The paper stated, “Russia’s infiltrations in Ukraine and provocations against member states’ territorial, water, and air defences have, however, delivered a blow to Europe’s post-Cold War security order and have revived awareness in the EU about the possibility of military attack and occupation in Europe.”
According to Solana and de Hoop Schefer, the establishment of a joint European defence policy and military build-up presents “financial, technological and industrial challenges.” All of the proposals in the paper, including the creation of permanent and special rapid response troops and armed forces for deployment “would entail, for most member states, a sharp rise in military spending, even beyond NATO’s Wales Summit pledge of moving towards 2 percent of GDP by 2014.”
For this reason alone, the combination of the national capacities of the member states’ armies was required, the paper stated.

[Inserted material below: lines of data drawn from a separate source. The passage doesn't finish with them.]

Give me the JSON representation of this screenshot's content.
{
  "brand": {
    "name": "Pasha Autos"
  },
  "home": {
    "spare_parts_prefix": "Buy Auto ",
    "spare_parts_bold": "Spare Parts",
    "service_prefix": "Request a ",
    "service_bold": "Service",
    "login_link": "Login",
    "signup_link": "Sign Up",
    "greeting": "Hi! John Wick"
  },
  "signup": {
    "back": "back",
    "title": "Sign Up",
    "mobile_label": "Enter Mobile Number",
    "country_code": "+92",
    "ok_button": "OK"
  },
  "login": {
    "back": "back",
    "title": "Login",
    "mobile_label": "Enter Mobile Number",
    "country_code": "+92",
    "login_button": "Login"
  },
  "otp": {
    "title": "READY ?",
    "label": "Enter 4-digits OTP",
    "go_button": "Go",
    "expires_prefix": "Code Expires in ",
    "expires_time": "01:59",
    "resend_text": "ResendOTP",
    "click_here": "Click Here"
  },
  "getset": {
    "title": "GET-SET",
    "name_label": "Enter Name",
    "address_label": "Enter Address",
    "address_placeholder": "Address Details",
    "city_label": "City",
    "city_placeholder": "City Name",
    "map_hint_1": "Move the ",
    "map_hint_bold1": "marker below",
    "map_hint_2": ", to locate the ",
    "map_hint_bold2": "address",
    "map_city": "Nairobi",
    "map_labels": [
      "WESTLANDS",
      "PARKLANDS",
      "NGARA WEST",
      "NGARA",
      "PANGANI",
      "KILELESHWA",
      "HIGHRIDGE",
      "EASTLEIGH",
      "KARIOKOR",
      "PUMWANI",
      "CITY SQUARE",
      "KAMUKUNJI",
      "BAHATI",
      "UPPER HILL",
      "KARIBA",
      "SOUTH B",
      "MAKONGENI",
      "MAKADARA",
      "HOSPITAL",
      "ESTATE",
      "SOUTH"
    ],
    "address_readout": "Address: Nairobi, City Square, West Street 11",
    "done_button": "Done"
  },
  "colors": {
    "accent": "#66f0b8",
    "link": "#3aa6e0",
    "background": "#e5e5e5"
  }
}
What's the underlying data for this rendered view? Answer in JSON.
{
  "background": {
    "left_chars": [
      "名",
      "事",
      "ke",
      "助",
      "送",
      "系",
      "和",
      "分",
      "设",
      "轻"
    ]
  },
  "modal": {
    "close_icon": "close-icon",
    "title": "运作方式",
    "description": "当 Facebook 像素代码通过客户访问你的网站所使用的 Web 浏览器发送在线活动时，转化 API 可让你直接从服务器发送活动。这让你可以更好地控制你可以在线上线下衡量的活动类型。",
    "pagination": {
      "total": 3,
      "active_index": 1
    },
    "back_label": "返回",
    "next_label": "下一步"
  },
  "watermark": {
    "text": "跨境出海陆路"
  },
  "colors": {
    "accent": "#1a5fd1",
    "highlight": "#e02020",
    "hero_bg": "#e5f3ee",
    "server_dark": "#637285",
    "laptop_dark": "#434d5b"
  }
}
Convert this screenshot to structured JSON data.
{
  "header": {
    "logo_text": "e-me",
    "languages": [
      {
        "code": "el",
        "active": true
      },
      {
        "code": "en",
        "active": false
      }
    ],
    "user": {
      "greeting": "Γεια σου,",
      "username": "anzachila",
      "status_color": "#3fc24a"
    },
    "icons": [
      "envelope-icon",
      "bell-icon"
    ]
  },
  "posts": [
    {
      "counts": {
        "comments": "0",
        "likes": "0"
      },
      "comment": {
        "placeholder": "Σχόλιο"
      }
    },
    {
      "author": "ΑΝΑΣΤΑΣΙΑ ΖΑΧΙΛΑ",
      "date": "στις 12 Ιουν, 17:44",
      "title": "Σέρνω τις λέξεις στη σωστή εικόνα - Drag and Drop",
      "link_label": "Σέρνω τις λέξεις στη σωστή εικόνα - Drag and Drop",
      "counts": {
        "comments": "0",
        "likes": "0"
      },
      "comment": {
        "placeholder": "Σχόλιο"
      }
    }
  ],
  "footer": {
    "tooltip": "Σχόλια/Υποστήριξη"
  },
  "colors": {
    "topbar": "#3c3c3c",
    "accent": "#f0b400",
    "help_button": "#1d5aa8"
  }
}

Juncker’s proposal was welcomed above all by the German government. Through deputy spokeswoman Christiane Wirtz, German Chancellor Angela Merkel (Christian Democratic Union, CDU) called for “intensified military cooperation in Europe.”
German Foreign Minister Frank-Walter Steinmeier (Social Democratic Party, SPD) and Defence Minister Ursula Von der Leyen (CDU) spoke out in favour of a European army. “For the SPD, the long-term goal of a European army is an important political issue and has been part of the party programme for many years,” Steinmeier told the Berlin-based Tagesspiegel .
“Confronting the new dangers and threats to our peaceful European order” requires “a rapid adjustment and modernisation of the joint European security strategy,” said Steinmeier. “I am pushing for that. We have brought our ideas to Brussels on this.”
Even if the German government does not express this openly, Berlin sees Juncker’s proposal as an opportunity to achieve military dominance in Europe on top of its economic dominance, and to militarise Germany under the guise of a joint European defence force.
In an interview on Deutschlandfunk, Von der Leyen declared, “This integration of armies with the view one day to even have a European army is in my opinion the future.”
She made clear that German militarisation was intimately bound up with this agenda. She said it was “important that we have a German army in the alliance that is in fact capable of undertaking the tasks that it has to do. That means not only sounding good on paper, but rather fulfills these in its core operations. And that’s why, if one seriously wants security, one has to seriously invest in it. And that’s why these discussions about [defence] budgets are really about the fact that the things that we want also have to be supported with substance.”